FCCC-Morgan Olson MT-EV adds new style
Walk up to the "next-generation" all-electric walk-in van produced by Freightliner Custom Chassis Corp. and Morgan Olson and your eyes are grabbed by its bulbous nose and steeply sloped hood and windshield. Both are there to reduce air drag and cut energy use while the van is underway. Every bit of savings helps to extend the MT-EV's limited range - about 100 miles, according to FCCC. But that's enough for many inner city routes.
While it's sitting still, stair-like steps on the right side of the cab allow the driver to move out of the truck to make package deliveries and hop back in. This is what differentiates a walk-in van from panel-type cargo vans as far as the driver's concerned, and it's a real time saver. Electric propulsion from Enova sets this one apart from those powered by gasoline or diesel engines, or even hybrids using partly electric or hydraulic powertrains.
Further setting the MT-EV apart is that it's a designed- and made-in-the-USA electric truck. Competitors' e-vans, while assembled in the U.S., are based on European models, FCCC managers note.
Is the MT-EV better? It is in its walk-in setup (the steps in Navistar's eStar take up room in its body, while Smith's Newton is a low-cab-forward truck with an entirely separate body that the driver has to walk around to).
Does the MT-EV (for electric vehicle) drive better?
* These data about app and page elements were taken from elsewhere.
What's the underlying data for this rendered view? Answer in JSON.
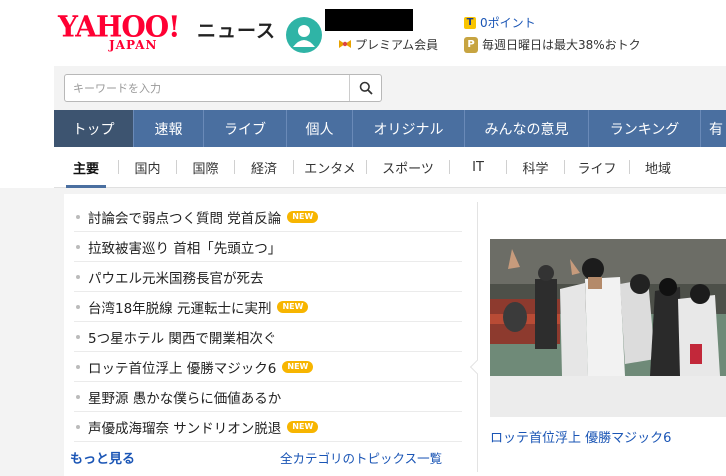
{
  "header": {
    "logo_main": "YAHOO!",
    "logo_sub": "JAPAN",
    "service_name": "ニュース",
    "premium_label": "プレミアム会員",
    "points_label": "0ポイント",
    "points_badge": "T",
    "promo_badge": "P",
    "promo_label": "毎週日曜日は最大38%おトク"
  },
  "search": {
    "placeholder": "キーワードを入力",
    "value": ""
  },
  "gnav": [
    {
      "label": "トップ",
      "active": true
    },
    {
      "label": "速報"
    },
    {
      "label": "ライブ"
    },
    {
      "label": "個人"
    },
    {
      "label": "オリジナル"
    },
    {
      "label": "みんなの意見"
    },
    {
      "label": "ランキング"
    },
    {
      "label": "有"
    }
  ],
  "subnav": [
    {
      "label": "主要",
      "active": true
    },
    {
      "label": "国内"
    },
    {
      "label": "国際"
    },
    {
      "label": "経済"
    },
    {
      "label": "エンタメ"
    },
    {
      "label": "スポーツ"
    },
    {
      "label": "IT"
    },
    {
      "label": "科学"
    },
    {
      "label": "ライフ"
    },
    {
      "label": "地域"
    }
  ],
  "topics": [
    {
      "title": "討論会で弱点つく質問 党首反論",
      "new": "NEW"
    },
    {
      "title": "拉致被害巡り 首相「先頭立つ」"
    },
    {
      "title": "パウエル元米国務長官が死去"
    },
    {
      "title": "台湾18年脱線 元運転士に実刑",
      "new": "NEW"
    },
    {
      "title": "5つ星ホテル 関西で開業相次ぐ"
    },
    {
      "title": "ロッテ首位浮上 優勝マジック6",
      "new": "NEW"
    },
    {
      "title": "星野源 愚かな僕らに価値あるか"
    },
    {
      "title": "声優成海瑠奈 サンドリオン脱退",
      "new": "NEW"
    }
  ],
  "more_label": "もっと見る",
  "all_topics_label": "全カテゴリのトピックス一覧",
  "feature_caption": "ロッテ首位浮上 優勝マジック6",
  "colors": {
    "brand_red": "#ff0033",
    "nav_blue": "#4a6fa0",
    "nav_active": "#3d5470",
    "link_blue": "#1a55b5",
    "new_badge": "#f7b500"
  }
}
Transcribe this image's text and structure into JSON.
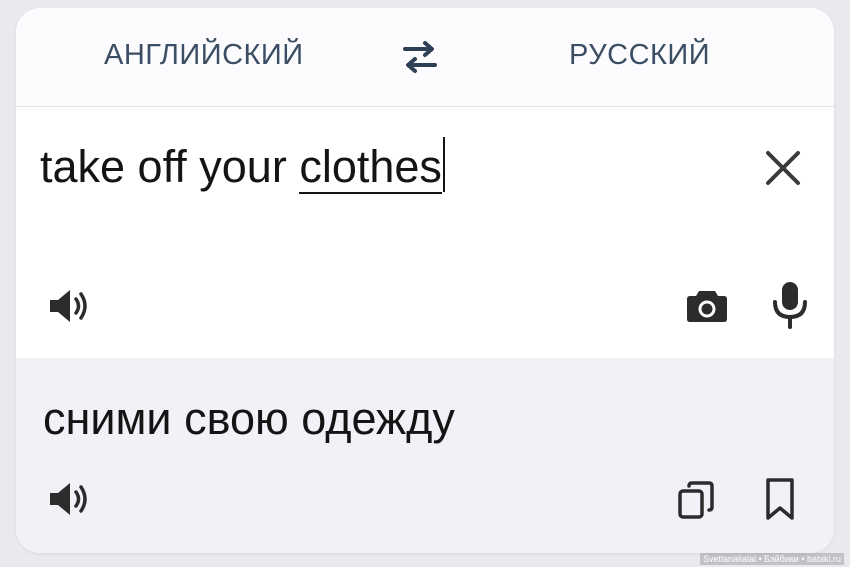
{
  "header": {
    "source_language": "АНГЛИЙСКИЙ",
    "target_language": "РУССКИЙ",
    "swap_icon": "swap-arrows-icon"
  },
  "input": {
    "text_plain": "take off your ",
    "text_underlined": "clothes",
    "clear_icon": "close-icon",
    "speaker_icon": "speaker-icon",
    "camera_icon": "camera-icon",
    "mic_icon": "microphone-icon"
  },
  "output": {
    "text": "сними свою одежду",
    "speaker_icon": "speaker-icon",
    "copy_icon": "copy-icon",
    "bookmark_icon": "bookmark-icon"
  },
  "watermark": "Svetlanalialai • Бэйбики • babiki.ru",
  "colors": {
    "background": "#e9eaef",
    "card": "#ffffff",
    "output_background": "#f1f2f7",
    "language_text": "#3c4e64",
    "text": "#141414"
  }
}
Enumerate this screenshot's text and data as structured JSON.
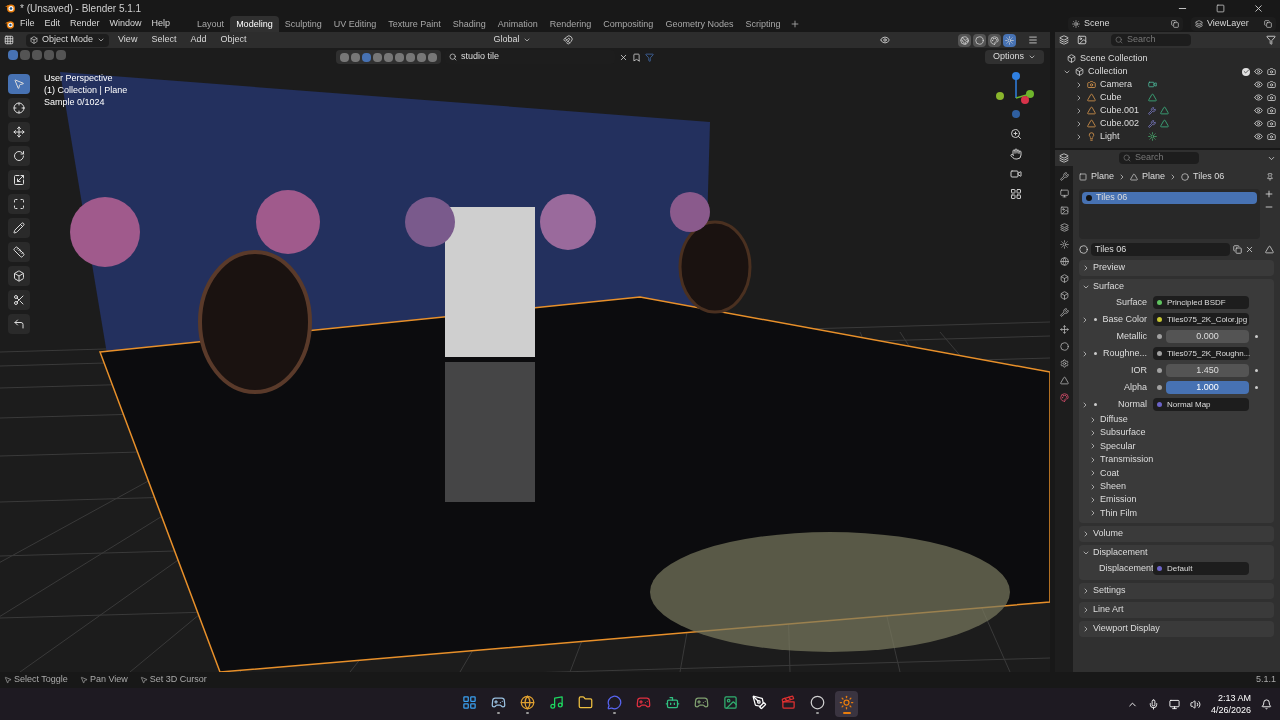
{
  "title_bar": {
    "title": "* (Unsaved) - Blender 5.1.1"
  },
  "menu": [
    "File",
    "Edit",
    "Render",
    "Window",
    "Help"
  ],
  "workspaces": [
    {
      "label": "Layout",
      "selected": false
    },
    {
      "label": "Modeling",
      "selected": true
    },
    {
      "label": "Sculpting",
      "selected": false
    },
    {
      "label": "UV Editing",
      "selected": false
    },
    {
      "label": "Texture Paint",
      "selected": false
    },
    {
      "label": "Shading",
      "selected": false
    },
    {
      "label": "Animation",
      "selected": false
    },
    {
      "label": "Rendering",
      "selected": false
    },
    {
      "label": "Compositing",
      "selected": false
    },
    {
      "label": "Geometry Nodes",
      "selected": false
    },
    {
      "label": "Scripting",
      "selected": false
    }
  ],
  "scene": {
    "scene": "Scene",
    "view_layer": "ViewLayer"
  },
  "viewport": {
    "mode": "Object Mode",
    "menus": [
      "View",
      "Select",
      "Add",
      "Object"
    ],
    "orientation": "Global",
    "search": "studio tile",
    "options": "Options",
    "overlay": [
      "User Perspective",
      "(1) Collection | Plane",
      "Sample 0/1024"
    ],
    "shading": [
      {
        "kind": "wireframe",
        "selected": false
      },
      {
        "kind": "solid",
        "selected": false
      },
      {
        "kind": "material",
        "selected": false
      },
      {
        "kind": "rendered",
        "selected": true
      }
    ],
    "tools": [
      {
        "kind": "select",
        "selected": true
      },
      {
        "kind": "cursor",
        "selected": false
      },
      {
        "kind": "move",
        "selected": false
      },
      {
        "kind": "rotate",
        "selected": false
      },
      {
        "kind": "scale",
        "selected": false
      },
      {
        "kind": "transform",
        "selected": false
      },
      {
        "kind": "annotate",
        "selected": false
      },
      {
        "kind": "measure",
        "selected": false
      },
      {
        "kind": "add",
        "selected": false
      },
      {
        "kind": "shear",
        "selected": false
      },
      {
        "kind": "corner",
        "selected": false
      }
    ]
  },
  "outliner": {
    "search_placeholder": "Search",
    "root": "Scene Collection",
    "collections": [
      {
        "name": "Collection",
        "expanded": true,
        "checked": true,
        "children": [
          {
            "name": "Camera",
            "kind": "camera"
          },
          {
            "name": "Cube",
            "kind": "mesh"
          },
          {
            "name": "Cube.001",
            "kind": "mesh_mod"
          },
          {
            "name": "Cube.002",
            "kind": "mesh_mod"
          },
          {
            "name": "Light",
            "kind": "light"
          }
        ]
      }
    ]
  },
  "properties": {
    "search_placeholder": "Search",
    "breadcrumb": [
      "Plane",
      "Plane",
      "Tiles 06"
    ],
    "slots": [
      {
        "name": "Tiles 06",
        "selected": true
      }
    ],
    "material": "Tiles 06",
    "panels": [
      {
        "title": "Preview",
        "expanded": false
      },
      {
        "title": "Surface",
        "expanded": true,
        "rows": [
          {
            "kind": "link",
            "label": "Surface",
            "value": "Principled BSDF",
            "color": "#5fc35f",
            "expandable": false
          },
          {
            "kind": "link",
            "label": "Base Color",
            "value": "Tiles075_2K_Color.jpg",
            "color": "#c7c732",
            "expandable": true
          },
          {
            "kind": "value",
            "label": "Metallic",
            "value": "0.000",
            "active": false
          },
          {
            "kind": "link",
            "label": "Roughne...",
            "value": "Tiles075_2K_Roughn...",
            "color": "#a1a1a1",
            "expandable": true
          },
          {
            "kind": "value",
            "label": "IOR",
            "value": "1.450",
            "active": false
          },
          {
            "kind": "value",
            "label": "Alpha",
            "value": "1.000",
            "active": true
          },
          {
            "kind": "link",
            "label": "Normal",
            "value": "Normal Map",
            "color": "#6b63c7",
            "expandable": true
          }
        ],
        "subpanels": [
          "Diffuse",
          "Subsurface",
          "Specular",
          "Transmission",
          "Coat",
          "Sheen",
          "Emission",
          "Thin Film"
        ]
      },
      {
        "title": "Volume",
        "expanded": false
      },
      {
        "title": "Displacement",
        "expanded": true,
        "rows": [
          {
            "kind": "link",
            "label": "Displacement",
            "value": "Default",
            "color": "#6b63c7",
            "expandable": false
          }
        ]
      },
      {
        "title": "Settings",
        "expanded": false
      },
      {
        "title": "Line Art",
        "expanded": false
      },
      {
        "title": "Viewport Display",
        "expanded": false
      }
    ]
  },
  "status_bar": {
    "hints": [
      "Select Toggle",
      "Pan View",
      "Set 3D Cursor"
    ],
    "version": "5.1.1"
  },
  "taskbar": {
    "apps": [
      {
        "kind": "start",
        "running": false,
        "selected": false
      },
      {
        "kind": "steam",
        "running": true,
        "selected": false
      },
      {
        "kind": "browser",
        "running": true,
        "selected": false
      },
      {
        "kind": "music",
        "running": false,
        "selected": false
      },
      {
        "kind": "folder",
        "running": false,
        "selected": false
      },
      {
        "kind": "chat",
        "running": true,
        "selected": false
      },
      {
        "kind": "game",
        "running": false,
        "selected": false
      },
      {
        "kind": "robot",
        "running": false,
        "selected": false
      },
      {
        "kind": "controller",
        "running": false,
        "selected": false
      },
      {
        "kind": "photo",
        "running": false,
        "selected": false
      },
      {
        "kind": "writer",
        "running": false,
        "selected": false
      },
      {
        "kind": "studio",
        "running": false,
        "selected": false
      },
      {
        "kind": "record",
        "running": true,
        "selected": false
      },
      {
        "kind": "blender",
        "running": true,
        "selected": true
      }
    ],
    "time": "2:13 AM",
    "date": "4/26/2026"
  }
}
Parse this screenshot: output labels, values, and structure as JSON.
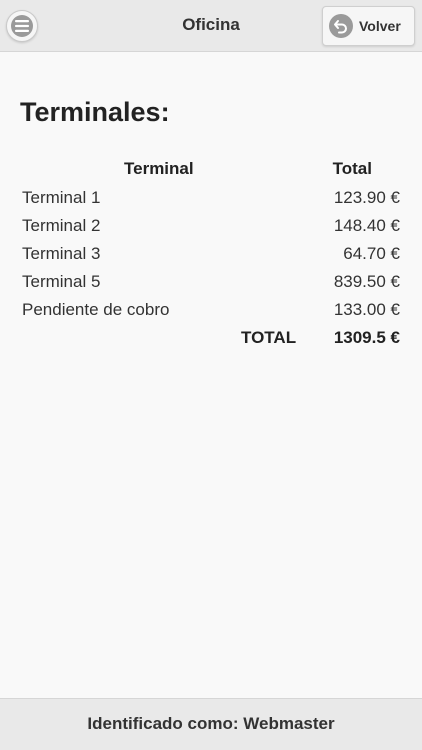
{
  "header": {
    "title": "Oficina",
    "menu_icon": "hamburger-menu-icon",
    "back_label": "Volver",
    "back_icon": "back-arrow-icon"
  },
  "main": {
    "heading": "Terminales:",
    "table": {
      "columns": [
        "Terminal",
        "Total"
      ],
      "rows": [
        {
          "name": "Terminal 1",
          "total": "123.90 €"
        },
        {
          "name": "Terminal 2",
          "total": "148.40 €"
        },
        {
          "name": "Terminal 3",
          "total": "64.70 €"
        },
        {
          "name": "Terminal 5",
          "total": "839.50 €"
        },
        {
          "name": "Pendiente de cobro",
          "total": "133.00 €"
        }
      ],
      "total_label": "TOTAL",
      "total_value": "1309.5 €"
    }
  },
  "footer": {
    "text": "Identificado como: Webmaster"
  },
  "colors": {
    "bar_background": "#e9e9e9",
    "page_background": "#f9f9f9",
    "icon_disc": "#9a9a9a"
  }
}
Not that I could discern. It seems somewhat slower off the line than the others, which makes it less fun, but that's not the point of a delivery truck, is it? MT-EV is quiet except for a slight whine as it accelerates, and of course it emits no pollutants. And what happens on that score at the power plant that makes the energy that recharges the batteries overnight is the utility company's concern.
Its Morgan Olson body has about 700 cubic feet of volume, so it's smaller than some vans while larger than others. Entry into the body is through a center door from the cab, just as walk-in-van drivers are accustomed to. That's an advantage over having to get out and walk around to a rear or side door, and it's another thing that saves driver time on a multi-stop route. The more stops a route has, the more valuable the walk-in van becomes.
The more stops, the better for range, as well, because regenerative braking recharges the Tesla batteries under the floor. No electric vehicle should spend any appreciable amount of time on a freeway, because highway speeds quickly drain the batteries. Longer routes are better served by hybrid diesel-electric, straight diesel or gasoline engines, or natural gas power.
For those not into futuristic styling, FCCC already offers an all-electric chassis for more traditional bodies. As with the MT-EV, charging the batteries from a 220/240-volt circuit takes six to eight hours.
Eaton's 'blended' HLA adopted by Pete, CCC
Peterbilt Motors and Crane Carrier Corp. showed trash collection models fitted with an improved Eaton Hydraulic Launch Assist drive system. The HLA moved more smoothly off the line without the strong, kick-in-the-pants performance of early versions. And it does a better job of blending both types of braking - hydraulic regenerative and foundation - according to reps of both truck makers.
Compared to the prototype HLA that I drove two years ago at the Seattle HTUF meeting, the latest Peterbilt 320 with HLA takes off more slowly and smoothly. The HLA system now unleashes propulsion more gradually to save fuel but no longer will break axle differentials with 2,500 pounds-feet of right-now torque as that earlier system did in testing. Peterbilt has sold HLA-equipped 320s to a number of customers, including sanitation departments in Denver and Grand Rapids, so the concept is catching on.
CCC's version of the hydraulic hybrid was in one of its latest vehicles, the Low-Entry Tilt (LET) 2. As its name suggests, the cab's floor is just a step up from the pavement, the cab tilts forward for easy access to the powertrain, and this is its second version of the model.
The HLA in this chassis behaved the same - smoothly and unaggressively. The Cummins diesel seemed to work more often than I recall from other drives in trucks with HLAs, but there was no body and thus no load on the chassis, so regenerative braking wasn't as strong and hydraulic pressure didn't build as high.
New York City is testing several types of hybrid systems, including electric and hydraulic with straight diesel and natural-gas engines, in CCC chassis, It will later decide which type to standardize on.
The demo LET2 also had a new "60/40" Ridewell single-drive axle setup using a self-steering tag axle. This 6x2 system works with less tire scuffing in tight turns, like residential cul de sacs. But it doesn't have the traction of a twin-screw tandem, so is better assigned to routes where the trash is left at a transfer station rather than a landfill.
From the December 2010 issue of Heavy Duty Trucking magazine.